ANNAPOLIS — Amid the tedious tasks of absorbing hours of testimony and voting onstreams of bills, three Carroll delegates enjoyed shining moments ofvictory during the 1991 General Assembly session.
For Delegate Lawrence A. LaMotte, D-Carroll, Baltimore, the session was a learning experience in what it takes to get major, controversial legislation passed.
LaMotte was one of two primary sponsors of abortion-rights legislation in the House. Once the Senate acted on a similar bill first, heassumed a lead role in shepherding the legislation through the Houseunamended.
The bill was signed into law by the governor moments after its passage on Feb. 18.
For Delegate Richard N. Dixon, D-Carroll, often seen in the House office building chomping on a fat cigar,the last week of the session provided a chance to light up a victorysmoke, a la Boston Celtics legend Red Auerbach, when the curtain came down on a longtime nemesis, the mining industry.
Delegate DonaldB. Elliott, R-Carroll, Howard, co-sponsored the legislation presuming quarry companies liable for water supply depletions within a scientifically determined "zone of influence" around their operations.
It took the pair four years to refine the bill and get it passed in the face of heavyweight opposition.
For the three other Carroll legislators, there were no major personal triumphs in 1991.
As usual, Sen. Charles H. Smelser, D-Carroll, Frederick, Howard, focused his energies on the money issues, helping to craft the state operating budget and chairing the Senate's capital budget subcommittee.
As usual, the House Judiciary Committee rebuffed attempts by Delegate RichardC. Matthews, R-Carroll, to toughen drunken driving, substance abuse and judicial sentencing laws.
And Sen. Larry E. Haines, R-Carroll,Baltimore, serving his first year in the legislature, came away empty-handed with the few bills he sponsored.
Several bills sponsored by LaMotte passed, including legislation regulating storage of certain recyclable materials and toughening requirements for health maintenance organizations and campaign finance reporting.
But the bill protecting abortion rights was the highlight of the delegate's nine-year political career.
"I learned more about the institution of the House of Delegates and the legislative process than the last eight years combined because of my leadership role in the abortion debate," said LaMotte."I've learned what it takes to get 71 colleagues to vote in one way on a major, major bill."
Elliott also had success with several other bills he sponsored, including a measure altering the Department of Human Resources' record-keeping for people suspected of child abuse or neglect.
Social service agencies now will be requiredto expunge names of suspected abusers from data banks once they havebeen cleared of wrongdoing and the case has been "ruled out."
Also, Elliott's bill intended to reduce the state's medical assistance costs and allow seniors to enter nursing homes while still retaining personal assets was assigned for summer study by the House Economic Matters Committee.
The bill would establish a long-term nursing careprogram for seniors who have certain insurance policies.
"They recognized it as being a good idea, worth looking at in greater depth,"he said. "Personally, I feel pretty good about what I've done.
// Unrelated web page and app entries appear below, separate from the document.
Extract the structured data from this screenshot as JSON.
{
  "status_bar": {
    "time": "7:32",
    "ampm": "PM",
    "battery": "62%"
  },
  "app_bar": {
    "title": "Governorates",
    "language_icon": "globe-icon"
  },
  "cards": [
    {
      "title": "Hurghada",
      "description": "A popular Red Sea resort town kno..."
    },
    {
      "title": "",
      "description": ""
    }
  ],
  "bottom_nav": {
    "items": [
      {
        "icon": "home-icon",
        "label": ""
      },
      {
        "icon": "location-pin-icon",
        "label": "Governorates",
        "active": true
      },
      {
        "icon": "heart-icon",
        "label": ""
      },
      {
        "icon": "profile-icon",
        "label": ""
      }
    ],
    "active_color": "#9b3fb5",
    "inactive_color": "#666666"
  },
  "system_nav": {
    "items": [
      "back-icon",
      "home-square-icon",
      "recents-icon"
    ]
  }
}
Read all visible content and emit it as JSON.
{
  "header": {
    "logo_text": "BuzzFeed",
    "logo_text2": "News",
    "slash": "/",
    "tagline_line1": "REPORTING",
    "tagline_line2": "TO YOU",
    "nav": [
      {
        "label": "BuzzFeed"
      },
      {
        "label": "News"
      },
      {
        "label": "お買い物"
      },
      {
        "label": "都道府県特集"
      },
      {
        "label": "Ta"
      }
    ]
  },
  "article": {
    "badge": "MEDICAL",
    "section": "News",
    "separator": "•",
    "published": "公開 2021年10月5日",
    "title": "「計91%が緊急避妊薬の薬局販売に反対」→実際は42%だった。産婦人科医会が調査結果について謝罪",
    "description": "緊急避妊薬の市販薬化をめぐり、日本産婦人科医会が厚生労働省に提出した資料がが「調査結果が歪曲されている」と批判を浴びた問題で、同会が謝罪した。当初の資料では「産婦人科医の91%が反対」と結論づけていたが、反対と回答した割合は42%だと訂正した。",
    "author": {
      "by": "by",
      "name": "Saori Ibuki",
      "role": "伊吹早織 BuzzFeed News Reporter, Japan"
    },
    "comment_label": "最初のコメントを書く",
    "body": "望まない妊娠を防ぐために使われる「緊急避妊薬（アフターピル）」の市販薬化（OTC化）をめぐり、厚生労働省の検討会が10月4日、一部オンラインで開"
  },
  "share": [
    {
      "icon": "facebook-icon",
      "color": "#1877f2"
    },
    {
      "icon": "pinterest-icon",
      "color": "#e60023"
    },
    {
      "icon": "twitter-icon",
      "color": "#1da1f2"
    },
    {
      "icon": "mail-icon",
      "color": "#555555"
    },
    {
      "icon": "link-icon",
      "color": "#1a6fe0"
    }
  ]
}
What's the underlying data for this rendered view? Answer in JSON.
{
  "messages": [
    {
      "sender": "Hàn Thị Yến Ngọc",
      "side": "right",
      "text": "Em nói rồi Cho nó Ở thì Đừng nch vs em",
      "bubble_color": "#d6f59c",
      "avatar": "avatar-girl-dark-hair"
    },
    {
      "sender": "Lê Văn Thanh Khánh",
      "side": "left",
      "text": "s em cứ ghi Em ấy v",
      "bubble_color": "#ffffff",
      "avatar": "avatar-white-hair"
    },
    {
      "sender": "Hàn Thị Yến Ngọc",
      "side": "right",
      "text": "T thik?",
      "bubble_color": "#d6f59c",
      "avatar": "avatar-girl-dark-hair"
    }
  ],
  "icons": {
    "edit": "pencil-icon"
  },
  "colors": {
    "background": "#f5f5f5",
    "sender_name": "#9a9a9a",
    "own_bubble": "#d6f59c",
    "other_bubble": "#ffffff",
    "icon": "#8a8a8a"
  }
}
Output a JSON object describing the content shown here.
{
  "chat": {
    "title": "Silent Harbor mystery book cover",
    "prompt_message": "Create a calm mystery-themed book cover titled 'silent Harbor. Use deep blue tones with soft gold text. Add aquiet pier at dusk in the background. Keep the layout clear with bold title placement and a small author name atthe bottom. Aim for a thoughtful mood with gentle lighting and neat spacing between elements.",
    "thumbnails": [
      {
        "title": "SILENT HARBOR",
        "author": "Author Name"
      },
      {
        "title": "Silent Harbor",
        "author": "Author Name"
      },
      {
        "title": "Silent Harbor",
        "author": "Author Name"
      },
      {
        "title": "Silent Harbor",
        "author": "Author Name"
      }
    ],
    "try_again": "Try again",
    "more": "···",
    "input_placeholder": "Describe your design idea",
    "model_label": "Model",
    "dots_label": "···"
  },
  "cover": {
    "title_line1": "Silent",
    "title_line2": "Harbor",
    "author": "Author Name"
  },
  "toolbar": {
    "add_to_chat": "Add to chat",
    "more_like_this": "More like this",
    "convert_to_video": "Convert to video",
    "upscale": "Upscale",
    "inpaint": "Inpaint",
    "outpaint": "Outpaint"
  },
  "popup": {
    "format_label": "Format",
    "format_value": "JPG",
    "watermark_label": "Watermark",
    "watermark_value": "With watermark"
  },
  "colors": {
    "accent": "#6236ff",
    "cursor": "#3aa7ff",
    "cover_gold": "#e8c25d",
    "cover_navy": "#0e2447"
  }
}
But there's no question the quarry bill is the highlight."
Elliott was unable to make headway in the session, however, on three issues he has worked on in previous years -- requiring non-smoking areas in public places; tightening the permitting process for sludge storage facilities; and spreading costs statewide for the Vehicle Emissions Inspection Program, now financed by eight metropolitan Maryland jurisdictions.
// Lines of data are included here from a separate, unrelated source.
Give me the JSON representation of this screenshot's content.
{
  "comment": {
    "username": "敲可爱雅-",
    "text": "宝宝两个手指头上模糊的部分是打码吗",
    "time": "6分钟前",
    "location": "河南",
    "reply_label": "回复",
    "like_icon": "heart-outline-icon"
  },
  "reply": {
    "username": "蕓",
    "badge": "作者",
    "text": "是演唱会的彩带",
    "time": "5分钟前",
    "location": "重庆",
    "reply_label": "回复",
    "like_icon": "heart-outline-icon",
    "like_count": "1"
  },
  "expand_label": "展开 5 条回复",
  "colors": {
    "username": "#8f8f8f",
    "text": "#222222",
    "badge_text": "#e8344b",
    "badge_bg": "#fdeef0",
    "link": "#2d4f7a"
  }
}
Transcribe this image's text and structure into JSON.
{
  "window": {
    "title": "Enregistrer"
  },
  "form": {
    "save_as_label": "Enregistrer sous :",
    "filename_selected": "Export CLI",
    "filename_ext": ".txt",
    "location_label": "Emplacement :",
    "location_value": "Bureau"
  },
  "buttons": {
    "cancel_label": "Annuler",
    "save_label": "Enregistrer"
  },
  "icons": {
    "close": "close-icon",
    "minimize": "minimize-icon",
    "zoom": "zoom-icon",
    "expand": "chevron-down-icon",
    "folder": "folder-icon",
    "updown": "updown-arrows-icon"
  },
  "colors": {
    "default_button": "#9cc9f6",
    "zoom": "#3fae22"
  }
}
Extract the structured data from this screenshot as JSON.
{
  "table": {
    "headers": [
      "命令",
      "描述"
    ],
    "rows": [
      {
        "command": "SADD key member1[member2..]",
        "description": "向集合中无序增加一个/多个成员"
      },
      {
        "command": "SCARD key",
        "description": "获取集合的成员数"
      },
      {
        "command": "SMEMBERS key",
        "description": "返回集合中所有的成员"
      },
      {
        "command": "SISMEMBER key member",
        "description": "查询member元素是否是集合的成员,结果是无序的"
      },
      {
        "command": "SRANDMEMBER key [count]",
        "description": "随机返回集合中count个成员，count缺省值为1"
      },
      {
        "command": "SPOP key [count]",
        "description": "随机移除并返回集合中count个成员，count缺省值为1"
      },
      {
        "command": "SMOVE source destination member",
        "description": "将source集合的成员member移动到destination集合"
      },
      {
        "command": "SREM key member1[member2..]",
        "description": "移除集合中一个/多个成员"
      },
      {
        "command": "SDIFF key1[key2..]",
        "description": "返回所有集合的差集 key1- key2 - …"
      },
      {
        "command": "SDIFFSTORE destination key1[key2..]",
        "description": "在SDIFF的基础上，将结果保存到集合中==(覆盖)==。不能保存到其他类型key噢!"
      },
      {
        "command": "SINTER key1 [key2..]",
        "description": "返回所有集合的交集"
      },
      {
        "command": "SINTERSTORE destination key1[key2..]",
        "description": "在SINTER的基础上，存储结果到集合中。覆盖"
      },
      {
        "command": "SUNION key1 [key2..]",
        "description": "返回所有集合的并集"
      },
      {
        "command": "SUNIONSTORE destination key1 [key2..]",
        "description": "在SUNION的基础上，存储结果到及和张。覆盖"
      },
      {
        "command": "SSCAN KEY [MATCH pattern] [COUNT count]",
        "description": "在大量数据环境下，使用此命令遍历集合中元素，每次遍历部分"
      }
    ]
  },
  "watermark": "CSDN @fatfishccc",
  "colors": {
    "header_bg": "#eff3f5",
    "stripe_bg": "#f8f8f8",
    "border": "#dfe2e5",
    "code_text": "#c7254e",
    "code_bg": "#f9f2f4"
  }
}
Dixon, Carroll's "point man" for money requests in the House, sponsored the bond bill providing a $1.9 million state grant to Western Maryland College in Westminster for the expansion of the Lewis Hallof Science.
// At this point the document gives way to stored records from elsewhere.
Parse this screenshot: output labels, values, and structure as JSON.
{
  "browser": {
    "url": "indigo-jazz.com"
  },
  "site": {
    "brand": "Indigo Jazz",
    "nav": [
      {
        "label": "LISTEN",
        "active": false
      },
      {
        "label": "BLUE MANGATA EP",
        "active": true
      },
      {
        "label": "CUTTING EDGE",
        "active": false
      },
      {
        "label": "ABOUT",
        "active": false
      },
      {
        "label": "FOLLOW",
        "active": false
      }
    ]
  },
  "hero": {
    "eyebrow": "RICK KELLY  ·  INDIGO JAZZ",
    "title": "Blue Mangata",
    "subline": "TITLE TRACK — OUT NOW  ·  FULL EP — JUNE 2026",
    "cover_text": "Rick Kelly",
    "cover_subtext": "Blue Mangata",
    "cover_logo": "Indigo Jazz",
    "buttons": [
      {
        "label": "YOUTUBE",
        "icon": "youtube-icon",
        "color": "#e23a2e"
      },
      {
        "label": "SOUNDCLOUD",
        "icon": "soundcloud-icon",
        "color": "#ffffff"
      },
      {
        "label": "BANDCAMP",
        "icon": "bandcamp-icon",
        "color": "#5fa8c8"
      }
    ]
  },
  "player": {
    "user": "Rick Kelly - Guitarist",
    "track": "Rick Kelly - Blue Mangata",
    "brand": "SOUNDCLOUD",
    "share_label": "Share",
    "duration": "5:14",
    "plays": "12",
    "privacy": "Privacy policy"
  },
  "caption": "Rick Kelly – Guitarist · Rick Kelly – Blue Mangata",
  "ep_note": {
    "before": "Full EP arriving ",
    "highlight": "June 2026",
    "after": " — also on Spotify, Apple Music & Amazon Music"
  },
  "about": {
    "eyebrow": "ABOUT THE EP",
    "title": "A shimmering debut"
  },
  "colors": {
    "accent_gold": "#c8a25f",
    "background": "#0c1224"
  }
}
Haines said he was "disappointed to some extent" in the outcome of bills he sponsored. But, like LaMotte, he also learned from his experience.
One bill that would have allowed owners of historic motor vehicles manufactured before 1946 to pay a one-time $25 registration fee, rather than $13.50 annual fees, was killed by a House committee after passing the Senate.
"I felt assured I wouldn't have a problem in the House when I testified before the committee," he said. "There didn't seem to be any negative response.
"I was probably naive on that point. Next year, I'll be sure to lobby."